Work task: Print every line of the data exactly as shown.

The data:
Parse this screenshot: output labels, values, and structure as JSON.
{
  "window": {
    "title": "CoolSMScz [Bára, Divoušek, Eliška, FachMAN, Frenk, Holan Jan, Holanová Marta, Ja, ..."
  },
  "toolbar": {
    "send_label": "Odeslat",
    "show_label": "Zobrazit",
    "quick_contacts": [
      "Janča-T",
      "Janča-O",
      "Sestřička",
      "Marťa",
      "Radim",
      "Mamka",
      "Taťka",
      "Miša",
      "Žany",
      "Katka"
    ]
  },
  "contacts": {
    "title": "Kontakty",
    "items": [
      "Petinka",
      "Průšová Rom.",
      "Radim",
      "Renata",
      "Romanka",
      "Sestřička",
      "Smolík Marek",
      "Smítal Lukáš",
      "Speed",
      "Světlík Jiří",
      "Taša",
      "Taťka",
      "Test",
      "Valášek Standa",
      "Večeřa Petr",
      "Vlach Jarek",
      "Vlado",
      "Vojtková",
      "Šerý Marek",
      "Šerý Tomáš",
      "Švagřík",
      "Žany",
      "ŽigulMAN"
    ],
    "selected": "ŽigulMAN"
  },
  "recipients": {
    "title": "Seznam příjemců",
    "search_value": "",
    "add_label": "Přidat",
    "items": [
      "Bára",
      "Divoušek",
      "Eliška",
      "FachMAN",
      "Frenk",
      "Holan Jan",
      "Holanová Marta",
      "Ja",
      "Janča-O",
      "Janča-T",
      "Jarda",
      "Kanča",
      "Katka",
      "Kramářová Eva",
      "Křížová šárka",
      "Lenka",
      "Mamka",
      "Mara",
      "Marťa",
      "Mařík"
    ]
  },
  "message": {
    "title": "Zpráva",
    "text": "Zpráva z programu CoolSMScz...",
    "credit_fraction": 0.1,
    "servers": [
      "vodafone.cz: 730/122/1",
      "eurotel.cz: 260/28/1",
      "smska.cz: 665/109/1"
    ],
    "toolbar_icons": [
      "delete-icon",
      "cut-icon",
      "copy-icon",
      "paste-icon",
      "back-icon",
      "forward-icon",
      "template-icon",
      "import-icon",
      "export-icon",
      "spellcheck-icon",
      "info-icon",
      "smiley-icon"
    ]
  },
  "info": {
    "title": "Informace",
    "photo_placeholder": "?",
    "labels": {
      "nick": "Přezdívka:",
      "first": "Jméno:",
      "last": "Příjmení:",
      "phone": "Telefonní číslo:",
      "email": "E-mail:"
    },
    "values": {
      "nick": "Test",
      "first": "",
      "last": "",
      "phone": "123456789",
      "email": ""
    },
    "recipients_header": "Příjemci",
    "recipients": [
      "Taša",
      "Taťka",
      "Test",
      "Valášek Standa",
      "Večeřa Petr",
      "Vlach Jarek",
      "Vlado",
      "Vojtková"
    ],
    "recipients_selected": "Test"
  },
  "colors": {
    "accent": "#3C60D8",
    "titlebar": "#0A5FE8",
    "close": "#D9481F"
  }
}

Exercise response:
Parse this screenshot: output labels, values, and structure as JSON.
{
  "window": {
    "title": "CoolSMScz [Bára, Divoušek, Eliška, FachMAN, Frenk, Holan Jan, Holanová Marta, Ja, ..."
  },
  "toolbar": {
    "send_label": "Odeslat",
    "show_label": "Zobrazit",
    "quick_contacts": [
      "Janča-T",
      "Janča-O",
      "Sestřička",
      "Marťa",
      "Radim",
      "Mamka",
      "Taťka",
      "Miša",
      "Žany",
      "Katka"
    ]
  },
  "contacts": {
    "title": "Kontakty",
    "items": [
      "Petinka",
      "Průšová Rom.",
      "Radim",
      "Renata",
      "Romanka",
      "Sestřička",
      "Smolík Marek",
      "Smítal Lukáš",
      "Speed",
      "Světlík Jiří",
      "Taša",
      "Taťka",
      "Test",
      "Valášek Standa",
      "Večeřa Petr",
      "Vlach Jarek",
      "Vlado",
      "Vojtková",
      "Šerý Marek",
      "Šerý Tomáš",
      "Švagřík",
      "Žany",
      "ŽigulMAN"
    ],
    "selected": "ŽigulMAN"
  },
  "recipients": {
    "title": "Seznam příjemců",
    "search_value": "",
    "add_label": "Přidat",
    "items": [
      "Bára",
      "Divoušek",
      "Eliška",
      "FachMAN",
      "Frenk",
      "Holan Jan",
      "Holanová Marta",
      "Ja",
      "Janča-O",
      "Janča-T",
      "Jarda",
      "Kanča",
      "Katka",
      "Kramářová Eva",
      "Křížová šárka",
      "Lenka",
      "Mamka",
      "Mara",
      "Marťa",
      "Mařík"
    ]
  },
  "message": {
    "title": "Zpráva",
    "text": "Zpráva z programu CoolSMScz...",
    "credit_fraction": 0.1,
    "servers": [
      "vodafone.cz: 730/122/1",
      "eurotel.cz: 260/28/1",
      "smska.cz: 665/109/1"
    ],
    "toolbar_icons": [
      "delete-icon",
      "cut-icon",
      "copy-icon",
      "paste-icon",
      "back-icon",
      "forward-icon",
      "template-icon",
      "import-icon",
      "export-icon",
      "spellcheck-icon",
      "info-icon",
      "smiley-icon"
    ]
  },
  "info": {
    "title": "Informace",
    "photo_placeholder": "?",
    "labels": {
      "nick": "Přezdívka:",
      "first": "Jméno:",
      "last": "Příjmení:",
      "phone": "Telefonní číslo:",
      "email": "E-mail:"
    },
    "values": {
      "nick": "Test",
      "first": "",
      "last": "",
      "phone": "123456789",
      "email": ""
    },
    "recipients_header": "Příjemci",
    "recipients": [
      "Taša",
      "Taťka",
      "Test",
      "Valášek Standa",
      "Večeřa Petr",
      "Vlach Jarek",
      "Vlado",
      "Vojtková"
    ],
    "recipients_selected": "Test"
  },
  "colors": {
    "accent": "#3C60D8",
    "titlebar": "#0A5FE8",
    "close": "#D9481F"
  }
}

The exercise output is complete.